> [WHAT IS EXPECTED] What the response needs is every record, repeated verbatim, and no images.

[Web page and app entries]
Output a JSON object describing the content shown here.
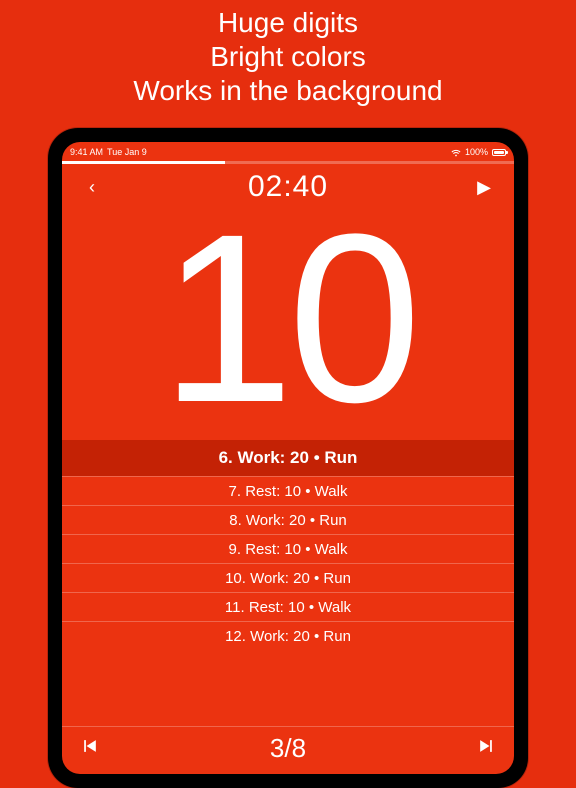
{
  "promo": {
    "line1": "Huge digits",
    "line2": "Bright colors",
    "line3": "Works in the background"
  },
  "statusbar": {
    "time": "9:41 AM",
    "date": "Tue Jan 9",
    "battery_pct": "100%"
  },
  "progress": {
    "percent": 36
  },
  "header": {
    "back_glyph": "‹",
    "elapsed": "02:40",
    "play_glyph": "▶"
  },
  "countdown": "10",
  "intervals": {
    "current": "6. Work: 20 • Run",
    "upcoming": [
      "7. Rest: 10 • Walk",
      "8. Work: 20 • Run",
      "9. Rest: 10 • Walk",
      "10. Work: 20 • Run",
      "11. Rest: 10 • Walk",
      "12. Work: 20 • Run"
    ]
  },
  "footer": {
    "counter": "3/8"
  }
}
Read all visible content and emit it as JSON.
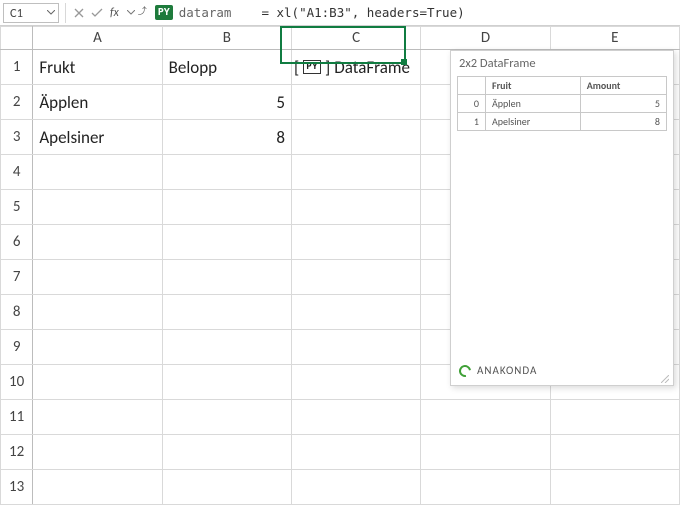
{
  "formula_bar": {
    "name_box": "C1",
    "py_badge": "PY",
    "var_name": "dataram",
    "formula": "= xl(\"A1:B3\", headers=True)"
  },
  "columns": [
    "A",
    "B",
    "C",
    "D",
    "E"
  ],
  "rows": [
    "1",
    "2",
    "3",
    "4",
    "5",
    "6",
    "7",
    "8",
    "9",
    "10",
    "11",
    "12",
    "13"
  ],
  "cells": {
    "A1": "Frukt",
    "B1": "Belopp",
    "A2": "Äpplen",
    "B2": "5",
    "A3": "Apelsiner",
    "B3": "8"
  },
  "c1_token": "PY",
  "c1_label": "DataFrame",
  "card": {
    "title": "2x2 DataFrame",
    "columns": [
      "Fruit",
      "Amount"
    ],
    "rows": [
      {
        "idx": "0",
        "fruit": "Äpplen",
        "amount": "5"
      },
      {
        "idx": "1",
        "fruit": "Apelsiner",
        "amount": "8"
      }
    ],
    "brand": "ANAKONDA"
  },
  "chart_data": {
    "type": "table",
    "title": "2x2 DataFrame",
    "columns": [
      "Fruit",
      "Amount"
    ],
    "rows": [
      [
        "Äpplen",
        5
      ],
      [
        "Apelsiner",
        8
      ]
    ]
  }
}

> [RESULT FOR THIS EXERCISE]
Output a JSON object describing the content shown here.
{
  "promo": {
    "line1": "Huge digits",
    "line2": "Bright colors",
    "line3": "Works in the background"
  },
  "statusbar": {
    "time": "9:41 AM",
    "date": "Tue Jan 9",
    "battery_pct": "100%"
  },
  "progress": {
    "percent": 36
  },
  "header": {
    "back_glyph": "‹",
    "elapsed": "02:40",
    "play_glyph": "▶"
  },
  "countdown": "10",
  "intervals": {
    "current": "6. Work: 20 • Run",
    "upcoming": [
      "7. Rest: 10 • Walk",
      "8. Work: 20 • Run",
      "9. Rest: 10 • Walk",
      "10. Work: 20 • Run",
      "11. Rest: 10 • Walk",
      "12. Work: 20 • Run"
    ]
  },
  "footer": {
    "counter": "3/8"
  }
}
Read all visible content and emit it as JSON.
{
  "formula_bar": {
    "name_box": "C1",
    "py_badge": "PY",
    "var_name": "dataram",
    "formula": "= xl(\"A1:B3\", headers=True)"
  },
  "columns": [
    "A",
    "B",
    "C",
    "D",
    "E"
  ],
  "rows": [
    "1",
    "2",
    "3",
    "4",
    "5",
    "6",
    "7",
    "8",
    "9",
    "10",
    "11",
    "12",
    "13"
  ],
  "cells": {
    "A1": "Frukt",
    "B1": "Belopp",
    "A2": "Äpplen",
    "B2": "5",
    "A3": "Apelsiner",
    "B3": "8"
  },
  "c1_token": "PY",
  "c1_label": "DataFrame",
  "card": {
    "title": "2x2 DataFrame",
    "columns": [
      "Fruit",
      "Amount"
    ],
    "rows": [
      {
        "idx": "0",
        "fruit": "Äpplen",
        "amount": "5"
      },
      {
        "idx": "1",
        "fruit": "Apelsiner",
        "amount": "8"
      }
    ],
    "brand": "ANAKONDA"
  },
  "chart_data": {
    "type": "table",
    "title": "2x2 DataFrame",
    "columns": [
      "Fruit",
      "Amount"
    ],
    "rows": [
      [
        "Äpplen",
        5
      ],
      [
        "Apelsiner",
        8
      ]
    ]
  }
}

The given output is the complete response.